The Italian Emergency Medicine Society (SIMEU), in collaboration with the Italian Group for Clinical Research in Emergency Medicine (Fenice) has published a series of practical information on its website for the management of Covid-19 patients based on the experience gained in the field in recent weeks and currently in progress. This is a clinical and organizational guide that attempts to provide some order to the management of an emergency situation that our hospitals have never witnessed before.
The information assesses situations to be avoided and interventions to be implemented, positive signals that show improvment among patients and warning signs of a worsening clinical situation that requires prompt intervention and, in conclusion:
10 red flags
Exhaustion of stretchers in the emergency room;
Exhaustion of beds for ICU admission;
Exhaustion of beds for hospital admission;
Exhaustion or inadequate supplies of ventilation devices;
Exhaustion or inadequate supplies of medical equipment (ABG syringes, drugs, etc.);
Exhaustion of oxygen supplies;
Lack of a clear chain of command;
Lack of information or instructions from the Crisis Response Units;
Use of different therapeutic protocols in the same healthcare facility;
Numerical increase of healthcare workers presenting symptoms due to physical or psychological problems.
"The 10 red flags – states Salvatore Manca, national president of SIMEU - are the things that should not be lacking in our facilities or situations that should not occur. Nonetheless, over the last few days, emergency room staff is increasingly working next to patients without using protective medical equipment.

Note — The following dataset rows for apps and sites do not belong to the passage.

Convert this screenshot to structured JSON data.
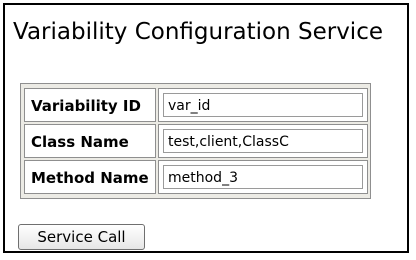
{
  "page": {
    "title": "Variability Configuration Service"
  },
  "form": {
    "fields": [
      {
        "label": "Variability ID",
        "value": "var_id"
      },
      {
        "label": "Class Name",
        "value": "test,client,ClassC"
      },
      {
        "label": "Method Name",
        "value": "method_3"
      }
    ],
    "submit_label": "Service Call"
  },
  "colors": {
    "panel_border": "#000000",
    "form_background": "#ecebe5",
    "cell_border": "#8f8f8f",
    "input_border": "#9a9a9a",
    "button_border": "#6f6f6f"
  }
}
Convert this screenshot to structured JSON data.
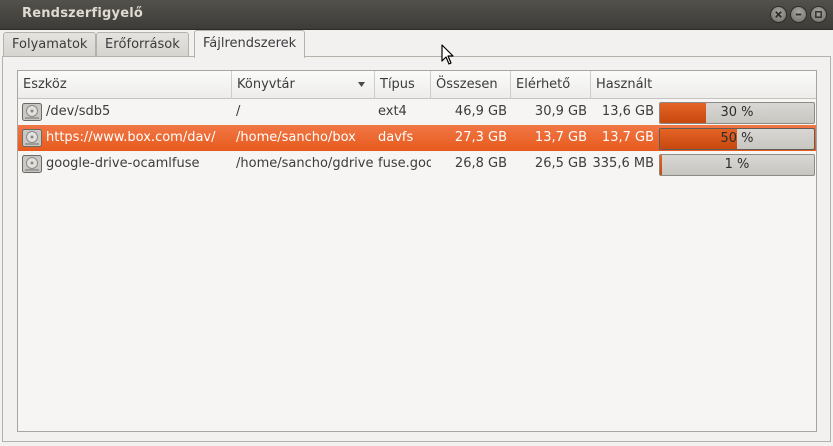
{
  "window": {
    "title": "Rendszerfigyelő"
  },
  "tabs": [
    {
      "label": "Folyamatok",
      "active": false
    },
    {
      "label": "Erőforrások",
      "active": false
    },
    {
      "label": "Fájlrendszerek",
      "active": true
    }
  ],
  "table": {
    "columns": [
      "Eszköz",
      "Könyvtár",
      "Típus",
      "Összesen",
      "Elérhető",
      "Használt"
    ],
    "sorted_column": "Könyvtár",
    "rows": [
      {
        "device": "/dev/sdb5",
        "directory": "/",
        "type": "ext4",
        "total": "46,9 GB",
        "available": "30,9 GB",
        "used": "13,6 GB",
        "used_percent": 30,
        "used_percent_label": "30 %",
        "selected": false
      },
      {
        "device": "https://www.box.com/dav/",
        "directory": "/home/sancho/box",
        "type": "davfs",
        "total": "27,3 GB",
        "available": "13,7 GB",
        "used": "13,7 GB",
        "used_percent": 50,
        "used_percent_label": "50 %",
        "selected": true
      },
      {
        "device": "google-drive-ocamlfuse",
        "directory": "/home/sancho/gdrive",
        "type": "fuse.google-drive-ocamlfuse",
        "total": "26,8 GB",
        "available": "26,5 GB",
        "used": "335,6 MB",
        "used_percent": 1,
        "used_percent_label": "1 %",
        "selected": false
      }
    ]
  },
  "colors": {
    "selection": "#e85a1c",
    "bar_fill": "#d9541a",
    "titlebar": "#3d3c38"
  },
  "icons": {
    "row_icon": "hard-drive-icon",
    "close": "close-icon",
    "minimize": "minimize-icon",
    "maximize": "maximize-icon"
  }
}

If the doctors and nurses working in the emergency room contract the virus, we will lose one of the main filters in place to contain its spread".

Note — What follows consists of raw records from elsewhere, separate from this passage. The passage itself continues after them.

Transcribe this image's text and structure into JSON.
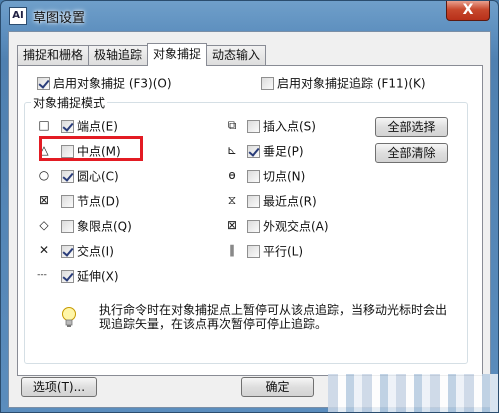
{
  "window": {
    "title": "草图设置",
    "app_icon_text": "AI",
    "close_glyph": "X"
  },
  "tabs": [
    {
      "label": "捕捉和栅格",
      "active": false
    },
    {
      "label": "极轴追踪",
      "active": false
    },
    {
      "label": "对象捕捉",
      "active": true
    },
    {
      "label": "动态输入",
      "active": false
    }
  ],
  "options": {
    "enable_osnap": {
      "label": "启用对象捕捉 (F3)(O)",
      "checked": true
    },
    "enable_osnap_tracking": {
      "label": "启用对象捕捉追踪 (F11)(K)",
      "checked": false
    }
  },
  "group": {
    "title": "对象捕捉模式",
    "left_items": [
      {
        "symbol": "square-endpoint-icon",
        "glyph": "□",
        "label": "端点(E)",
        "checked": true
      },
      {
        "symbol": "triangle-midpoint-icon",
        "glyph": "△",
        "label": "中点(M)",
        "checked": false
      },
      {
        "symbol": "circle-center-icon",
        "glyph": "○",
        "label": "圆心(C)",
        "checked": true
      },
      {
        "symbol": "node-icon",
        "glyph": "⊠",
        "label": "节点(D)",
        "checked": false
      },
      {
        "symbol": "diamond-quadrant-icon",
        "glyph": "◇",
        "label": "象限点(Q)",
        "checked": false
      },
      {
        "symbol": "x-intersection-icon",
        "glyph": "✕",
        "label": "交点(I)",
        "checked": true
      },
      {
        "symbol": "dash-extension-icon",
        "glyph": "---",
        "label": "延伸(X)",
        "checked": true
      }
    ],
    "right_items": [
      {
        "symbol": "insertion-icon",
        "glyph": "⧉",
        "label": "插入点(S)",
        "checked": false
      },
      {
        "symbol": "perpendicular-icon",
        "glyph": "⊾",
        "label": "垂足(P)",
        "checked": true
      },
      {
        "symbol": "tangent-icon",
        "glyph": "ɵ",
        "label": "切点(N)",
        "checked": false
      },
      {
        "symbol": "nearest-icon",
        "glyph": "⧖",
        "label": "最近点(R)",
        "checked": false
      },
      {
        "symbol": "apparent-intersection-icon",
        "glyph": "⊠",
        "label": "外观交点(A)",
        "checked": false
      },
      {
        "symbol": "parallel-icon",
        "glyph": "∥",
        "label": "平行(L)",
        "checked": false
      }
    ],
    "select_all_label": "全部选择",
    "clear_all_label": "全部清除"
  },
  "hint": {
    "icon": "lightbulb-icon",
    "text": "执行命令时在对象捕捉点上暂停可从该点追踪，当移动光标时会出现追踪矢量，在该点再次暂停可停止追踪。"
  },
  "footer": {
    "options_label": "选项(T)...",
    "ok_label": "确定"
  },
  "highlight_color": "#e31b23"
}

Signatories to the document "Prima Linea COVID - 10 COSE", whose full version is available AT THIS LINK
Stefano Paglia - ER Complex Operative Unit Director, ASST Lodi
Andrea Magnacavallo - ER Operative Unit, Short-Stay Observation and Emergency Medicine Director, AUSL Piacenza

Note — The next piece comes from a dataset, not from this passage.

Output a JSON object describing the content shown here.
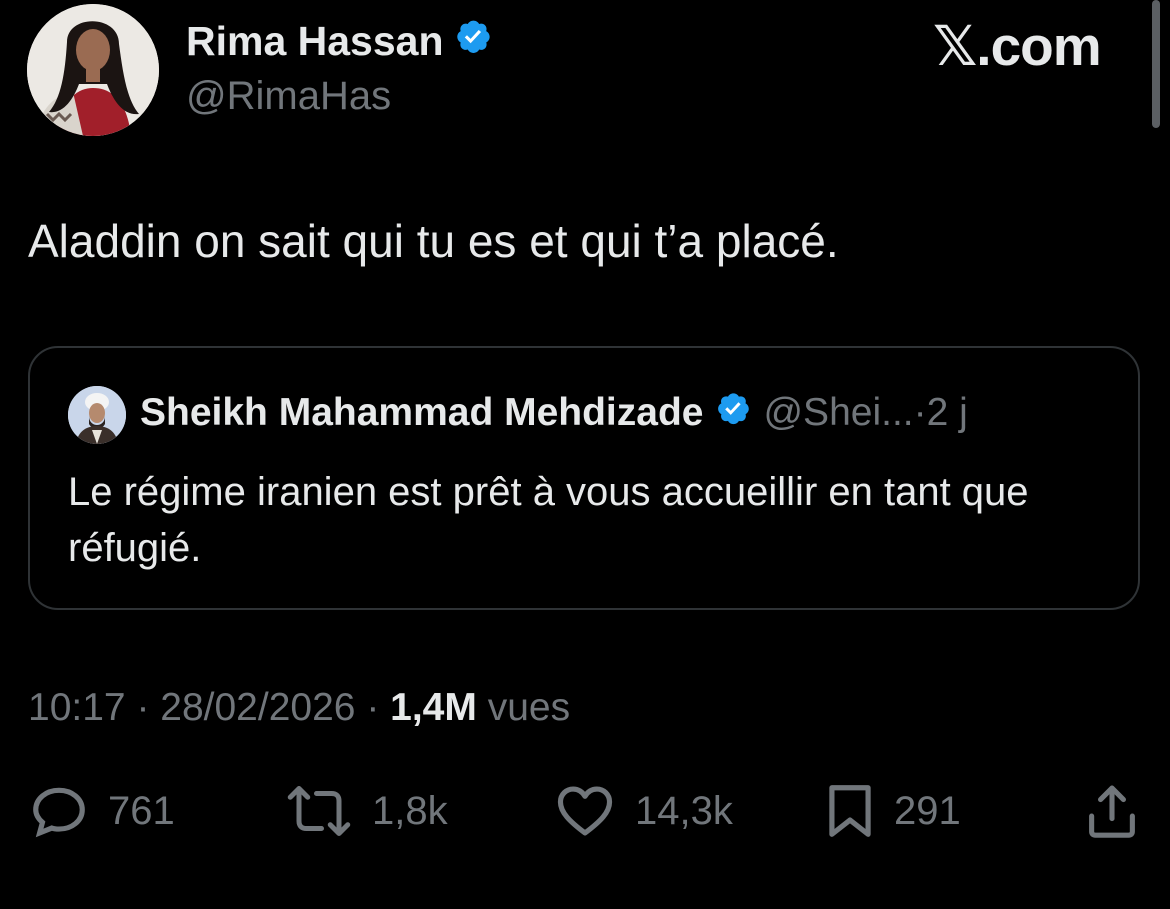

Roberto Cosentini - Highly Specialized Emergency Operative Unit (ER) Director, ASST Bergamo
Antonio Voza - Highly Specialized Emergency Operative Unit (ER) Director Humanitas, Rozzano (Milan)
Vito Cianci - Admissions and ER Operative Unit Director, AO Padua
Tiziana Perin - Emergency Medicine Operative Unit (ER) Director, AUSL Romagna, Rimini
Francesca Cortellaro - Admissions and ER Director ASST Santi Paolo e Carlo, Milan
Andrea Bellone - ER Operative Unit and Emergency Medicine Director, Niguarda Hospital, Milan
Anna Maria Brambilla - Emergency Medicine and ER Operative Unit Director - ASST Fatebenefratelli Sacco - P.O. Luigi Sacco, Milan
Giorgio Costantino - Emergency Medicine and ER Operative Unit Director IRCCS Cà Geanda Foundation, Maggiore Polyclinic Hospital, Milan
Ciro Paolillo - ER Operative Unit Director, ASST Spedali Civili, Brescia
Giovanni Buonocore - ER Operative Unit Director, Merate Hospital, ASST Lecco
Guido Bertolini - Mario Negri Pharmacological Research Institute IRCCS, Covid-19 Crisis Response Unit, Lombardy Region
Gian A. Cibinel - ER/Emergency and Admissions Department Area Coordinator Covid-19 Crisis Response Unit, Piedmont Region